→ **WHAT YOU SHOULD DO**
Which lines in the records below contain the word "intersection"? Copy each of them.

Data about app and page elements

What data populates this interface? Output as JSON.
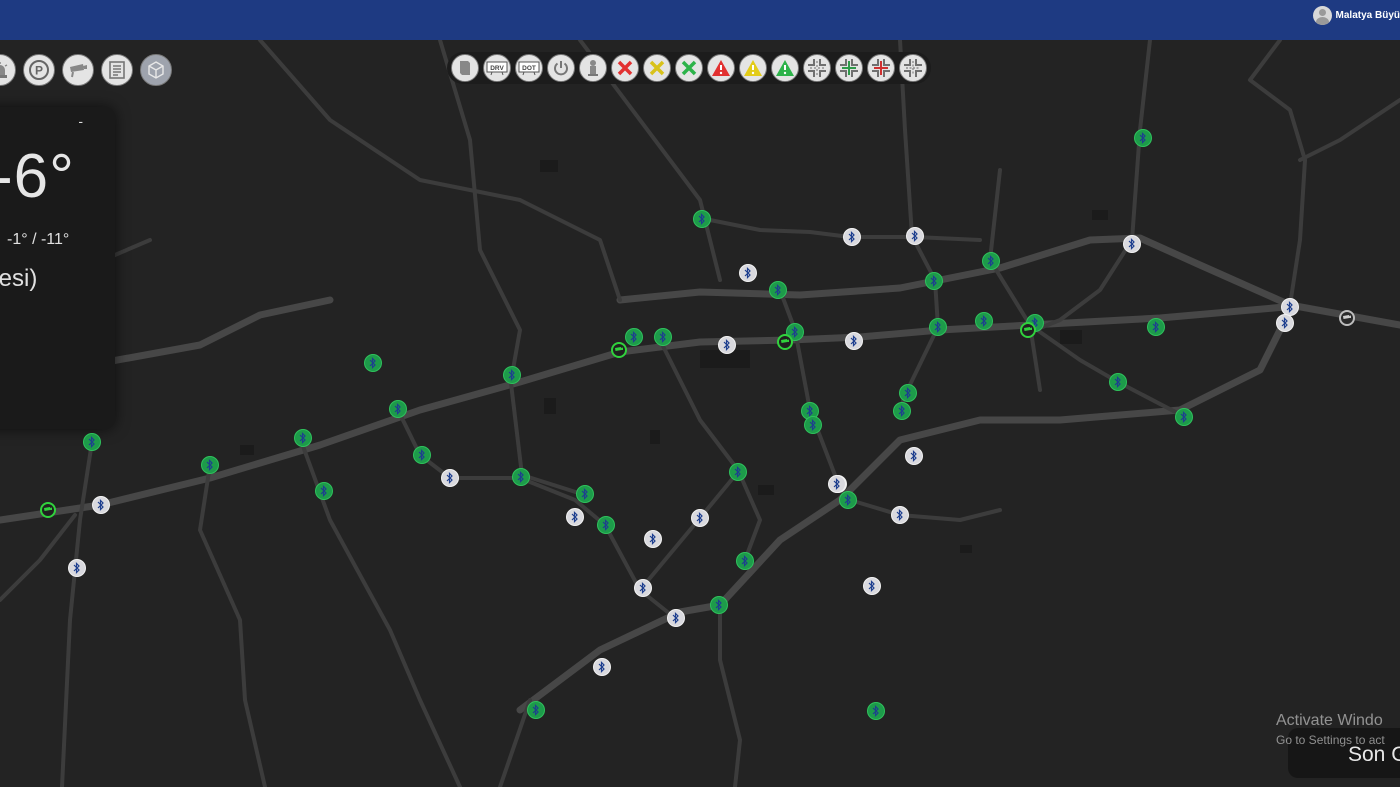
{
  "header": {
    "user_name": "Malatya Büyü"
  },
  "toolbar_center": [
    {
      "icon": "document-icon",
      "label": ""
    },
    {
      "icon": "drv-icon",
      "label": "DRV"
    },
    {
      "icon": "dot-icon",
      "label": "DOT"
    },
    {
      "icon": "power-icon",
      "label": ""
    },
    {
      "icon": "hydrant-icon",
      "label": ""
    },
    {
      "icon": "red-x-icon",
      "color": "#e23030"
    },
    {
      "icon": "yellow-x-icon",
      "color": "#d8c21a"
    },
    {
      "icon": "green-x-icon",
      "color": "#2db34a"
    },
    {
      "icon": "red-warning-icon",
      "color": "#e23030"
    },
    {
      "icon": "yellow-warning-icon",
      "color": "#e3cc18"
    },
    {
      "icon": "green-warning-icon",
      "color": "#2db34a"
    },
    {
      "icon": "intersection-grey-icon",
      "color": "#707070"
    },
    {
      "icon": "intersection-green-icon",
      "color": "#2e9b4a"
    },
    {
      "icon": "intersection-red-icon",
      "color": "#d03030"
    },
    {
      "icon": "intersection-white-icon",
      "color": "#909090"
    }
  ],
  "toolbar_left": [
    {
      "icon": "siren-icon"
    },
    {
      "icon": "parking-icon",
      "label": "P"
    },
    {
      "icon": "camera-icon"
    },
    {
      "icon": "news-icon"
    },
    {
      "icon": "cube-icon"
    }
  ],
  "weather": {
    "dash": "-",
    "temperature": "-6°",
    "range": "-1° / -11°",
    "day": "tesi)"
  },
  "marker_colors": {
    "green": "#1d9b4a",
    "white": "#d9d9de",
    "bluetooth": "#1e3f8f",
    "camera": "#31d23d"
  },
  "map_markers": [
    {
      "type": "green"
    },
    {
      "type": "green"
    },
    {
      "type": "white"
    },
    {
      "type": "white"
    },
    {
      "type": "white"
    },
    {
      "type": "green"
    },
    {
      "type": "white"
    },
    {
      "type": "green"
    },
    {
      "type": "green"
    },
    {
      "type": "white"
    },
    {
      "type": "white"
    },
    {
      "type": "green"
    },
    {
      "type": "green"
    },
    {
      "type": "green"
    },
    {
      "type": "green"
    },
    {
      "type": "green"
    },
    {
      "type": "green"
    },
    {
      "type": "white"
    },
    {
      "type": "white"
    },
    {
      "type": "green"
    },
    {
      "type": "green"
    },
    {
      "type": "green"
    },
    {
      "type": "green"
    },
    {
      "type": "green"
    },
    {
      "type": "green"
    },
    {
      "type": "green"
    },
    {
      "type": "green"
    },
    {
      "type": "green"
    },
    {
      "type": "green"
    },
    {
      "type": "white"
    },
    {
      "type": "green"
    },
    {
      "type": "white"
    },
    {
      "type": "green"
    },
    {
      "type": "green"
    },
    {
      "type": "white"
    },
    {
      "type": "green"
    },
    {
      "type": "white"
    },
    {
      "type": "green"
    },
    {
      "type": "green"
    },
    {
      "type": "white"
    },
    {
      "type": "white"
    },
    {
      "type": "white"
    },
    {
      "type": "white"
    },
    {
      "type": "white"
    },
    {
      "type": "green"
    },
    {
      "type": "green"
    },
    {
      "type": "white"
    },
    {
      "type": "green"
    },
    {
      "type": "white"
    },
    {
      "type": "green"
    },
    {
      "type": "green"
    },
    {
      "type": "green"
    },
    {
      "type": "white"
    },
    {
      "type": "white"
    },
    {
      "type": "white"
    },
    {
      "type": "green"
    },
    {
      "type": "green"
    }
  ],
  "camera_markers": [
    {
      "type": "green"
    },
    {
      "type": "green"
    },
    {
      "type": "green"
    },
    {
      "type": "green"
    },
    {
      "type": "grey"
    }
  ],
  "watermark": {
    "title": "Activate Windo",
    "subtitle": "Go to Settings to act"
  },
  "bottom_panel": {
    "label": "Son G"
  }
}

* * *

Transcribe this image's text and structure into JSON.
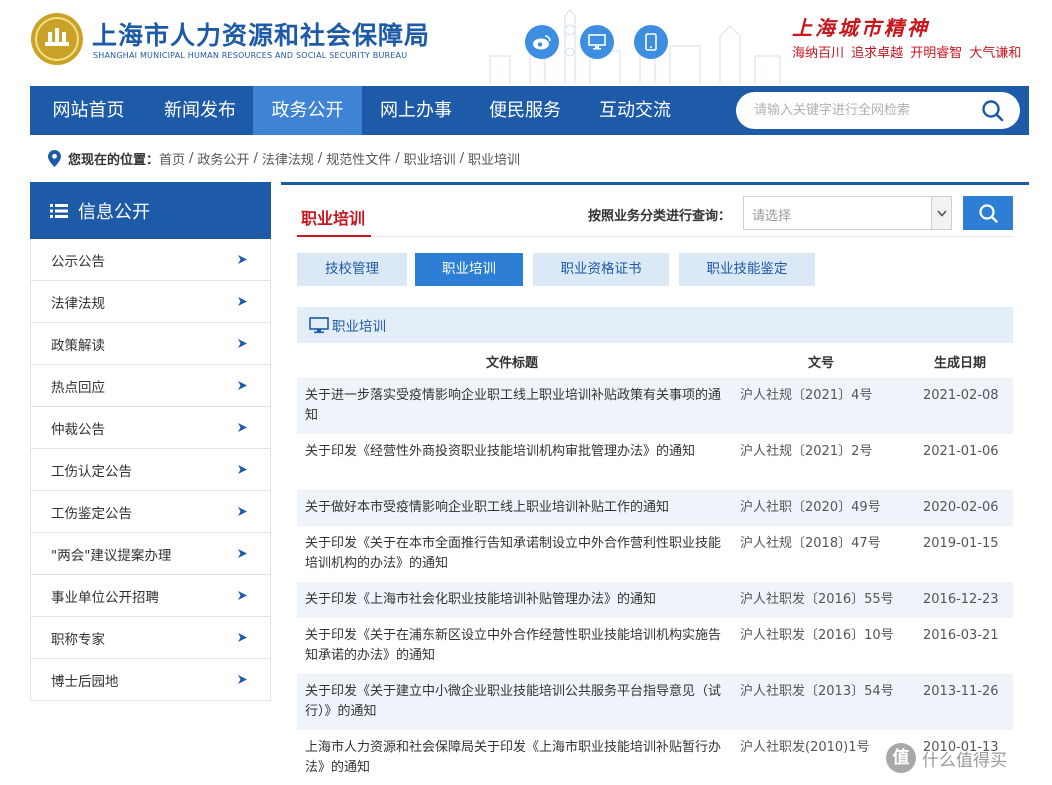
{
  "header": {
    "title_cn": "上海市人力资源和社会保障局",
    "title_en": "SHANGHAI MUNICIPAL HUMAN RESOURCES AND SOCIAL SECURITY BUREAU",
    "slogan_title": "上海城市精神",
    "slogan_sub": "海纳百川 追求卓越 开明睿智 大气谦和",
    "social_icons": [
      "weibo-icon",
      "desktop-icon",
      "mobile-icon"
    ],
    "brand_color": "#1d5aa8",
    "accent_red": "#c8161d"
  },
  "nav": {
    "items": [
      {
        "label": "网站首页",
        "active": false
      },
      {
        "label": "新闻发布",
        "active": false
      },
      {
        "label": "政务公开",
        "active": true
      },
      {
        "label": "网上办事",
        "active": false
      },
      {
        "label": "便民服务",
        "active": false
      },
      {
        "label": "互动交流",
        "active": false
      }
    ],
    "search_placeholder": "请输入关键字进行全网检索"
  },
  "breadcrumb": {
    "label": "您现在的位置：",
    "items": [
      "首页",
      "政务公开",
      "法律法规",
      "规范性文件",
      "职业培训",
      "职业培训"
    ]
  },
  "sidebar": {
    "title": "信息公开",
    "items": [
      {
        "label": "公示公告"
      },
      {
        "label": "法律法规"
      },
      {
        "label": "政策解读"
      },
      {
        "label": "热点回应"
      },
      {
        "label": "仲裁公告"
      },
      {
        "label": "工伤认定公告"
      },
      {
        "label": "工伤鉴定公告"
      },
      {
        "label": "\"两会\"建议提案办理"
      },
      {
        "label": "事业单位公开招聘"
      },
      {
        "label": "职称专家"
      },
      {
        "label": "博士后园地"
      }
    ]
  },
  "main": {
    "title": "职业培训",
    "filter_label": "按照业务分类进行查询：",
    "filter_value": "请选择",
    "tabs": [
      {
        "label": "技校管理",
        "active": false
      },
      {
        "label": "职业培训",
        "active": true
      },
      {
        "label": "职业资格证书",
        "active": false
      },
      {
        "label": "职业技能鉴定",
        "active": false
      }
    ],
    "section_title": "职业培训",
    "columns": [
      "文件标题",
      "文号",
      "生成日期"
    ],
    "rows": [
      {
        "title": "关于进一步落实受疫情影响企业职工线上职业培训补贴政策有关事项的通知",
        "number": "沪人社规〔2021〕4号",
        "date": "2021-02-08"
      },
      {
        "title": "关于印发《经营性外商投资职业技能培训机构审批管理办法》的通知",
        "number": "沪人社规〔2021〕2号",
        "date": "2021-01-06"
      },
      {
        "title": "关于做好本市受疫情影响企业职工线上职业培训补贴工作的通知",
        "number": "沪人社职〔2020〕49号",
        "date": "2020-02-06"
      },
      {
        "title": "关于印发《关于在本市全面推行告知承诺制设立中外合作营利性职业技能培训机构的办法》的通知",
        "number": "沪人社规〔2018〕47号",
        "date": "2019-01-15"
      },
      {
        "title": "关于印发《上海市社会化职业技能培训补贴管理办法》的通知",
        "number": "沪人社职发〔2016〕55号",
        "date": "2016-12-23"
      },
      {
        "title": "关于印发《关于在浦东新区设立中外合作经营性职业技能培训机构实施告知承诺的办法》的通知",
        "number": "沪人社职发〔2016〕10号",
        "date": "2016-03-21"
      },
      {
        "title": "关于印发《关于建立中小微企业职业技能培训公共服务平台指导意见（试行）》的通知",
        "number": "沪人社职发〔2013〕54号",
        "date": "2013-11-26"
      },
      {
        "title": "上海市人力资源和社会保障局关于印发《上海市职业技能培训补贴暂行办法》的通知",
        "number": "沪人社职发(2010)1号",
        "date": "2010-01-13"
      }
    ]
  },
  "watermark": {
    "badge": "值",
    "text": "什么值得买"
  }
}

→ **OUTPUT FOR THIS EXERCISE**
      "icon": "intersection-grey-icon",
      "icon": "intersection-green-icon",
      "icon": "intersection-red-icon",
      "icon": "intersection-white-icon",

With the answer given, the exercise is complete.